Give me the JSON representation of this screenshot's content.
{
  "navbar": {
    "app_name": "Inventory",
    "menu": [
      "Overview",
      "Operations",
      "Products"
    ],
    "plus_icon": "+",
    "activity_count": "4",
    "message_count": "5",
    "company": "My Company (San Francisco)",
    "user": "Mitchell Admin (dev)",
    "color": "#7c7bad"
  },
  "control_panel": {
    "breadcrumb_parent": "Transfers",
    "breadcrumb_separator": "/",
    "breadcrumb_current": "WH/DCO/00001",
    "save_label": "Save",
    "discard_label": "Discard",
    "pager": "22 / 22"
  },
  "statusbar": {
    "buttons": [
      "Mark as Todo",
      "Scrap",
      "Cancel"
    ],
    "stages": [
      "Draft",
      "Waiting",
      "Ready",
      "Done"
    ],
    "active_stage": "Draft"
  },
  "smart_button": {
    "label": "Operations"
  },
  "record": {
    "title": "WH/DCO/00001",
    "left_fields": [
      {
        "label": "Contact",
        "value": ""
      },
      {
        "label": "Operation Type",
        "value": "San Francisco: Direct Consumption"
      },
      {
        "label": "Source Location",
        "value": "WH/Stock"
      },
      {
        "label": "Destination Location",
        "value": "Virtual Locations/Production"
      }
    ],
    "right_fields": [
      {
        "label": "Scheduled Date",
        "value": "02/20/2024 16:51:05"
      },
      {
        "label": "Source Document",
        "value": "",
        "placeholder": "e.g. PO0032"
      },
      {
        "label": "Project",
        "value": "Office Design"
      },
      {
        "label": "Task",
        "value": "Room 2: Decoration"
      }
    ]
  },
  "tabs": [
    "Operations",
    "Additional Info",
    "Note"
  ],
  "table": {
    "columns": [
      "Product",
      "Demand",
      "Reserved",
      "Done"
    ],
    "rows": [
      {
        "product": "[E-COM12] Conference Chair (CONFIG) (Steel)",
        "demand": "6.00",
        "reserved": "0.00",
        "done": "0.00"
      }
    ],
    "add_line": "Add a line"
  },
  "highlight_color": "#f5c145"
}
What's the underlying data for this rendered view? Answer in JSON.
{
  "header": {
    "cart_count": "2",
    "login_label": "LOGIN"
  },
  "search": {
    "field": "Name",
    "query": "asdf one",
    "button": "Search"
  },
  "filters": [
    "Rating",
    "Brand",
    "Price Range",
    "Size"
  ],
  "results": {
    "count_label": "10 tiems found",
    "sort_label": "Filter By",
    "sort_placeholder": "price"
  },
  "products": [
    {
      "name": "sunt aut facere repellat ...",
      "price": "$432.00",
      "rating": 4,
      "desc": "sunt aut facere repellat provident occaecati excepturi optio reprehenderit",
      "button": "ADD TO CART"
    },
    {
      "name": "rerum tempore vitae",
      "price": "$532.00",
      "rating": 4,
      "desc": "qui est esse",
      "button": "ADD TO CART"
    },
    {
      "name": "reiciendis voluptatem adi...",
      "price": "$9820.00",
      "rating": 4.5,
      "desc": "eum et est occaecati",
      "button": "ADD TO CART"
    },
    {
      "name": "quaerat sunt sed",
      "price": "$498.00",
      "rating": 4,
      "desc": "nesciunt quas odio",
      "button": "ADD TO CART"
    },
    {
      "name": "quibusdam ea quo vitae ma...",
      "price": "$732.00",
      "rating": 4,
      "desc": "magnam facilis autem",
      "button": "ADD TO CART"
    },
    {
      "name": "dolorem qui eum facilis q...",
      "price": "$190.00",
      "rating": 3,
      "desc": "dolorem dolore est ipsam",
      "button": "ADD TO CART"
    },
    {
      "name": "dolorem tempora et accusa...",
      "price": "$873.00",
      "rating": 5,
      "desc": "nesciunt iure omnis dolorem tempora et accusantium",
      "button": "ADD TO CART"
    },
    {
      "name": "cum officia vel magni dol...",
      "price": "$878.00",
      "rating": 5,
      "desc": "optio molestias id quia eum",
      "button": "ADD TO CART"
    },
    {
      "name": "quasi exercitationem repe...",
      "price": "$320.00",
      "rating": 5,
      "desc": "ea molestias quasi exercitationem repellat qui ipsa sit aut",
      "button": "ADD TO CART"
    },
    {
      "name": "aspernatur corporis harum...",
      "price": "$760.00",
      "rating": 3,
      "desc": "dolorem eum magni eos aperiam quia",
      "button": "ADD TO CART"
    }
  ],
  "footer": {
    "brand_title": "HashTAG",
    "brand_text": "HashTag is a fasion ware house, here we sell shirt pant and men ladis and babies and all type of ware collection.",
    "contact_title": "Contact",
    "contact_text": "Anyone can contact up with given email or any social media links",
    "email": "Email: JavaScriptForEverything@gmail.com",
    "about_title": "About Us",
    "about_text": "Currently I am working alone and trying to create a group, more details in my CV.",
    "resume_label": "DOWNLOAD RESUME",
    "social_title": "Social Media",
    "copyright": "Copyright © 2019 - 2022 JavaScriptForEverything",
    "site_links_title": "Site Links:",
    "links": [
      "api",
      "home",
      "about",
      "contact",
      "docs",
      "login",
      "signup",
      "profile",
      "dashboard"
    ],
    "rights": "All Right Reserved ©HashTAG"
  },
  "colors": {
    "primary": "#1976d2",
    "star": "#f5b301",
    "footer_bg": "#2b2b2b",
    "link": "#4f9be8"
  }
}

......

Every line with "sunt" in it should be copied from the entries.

      "name": "sunt aut facere repellat ...",
      "desc": "sunt aut facere repellat provident occaecati excepturi optio reprehenderit",
      "name": "quaerat sunt sed",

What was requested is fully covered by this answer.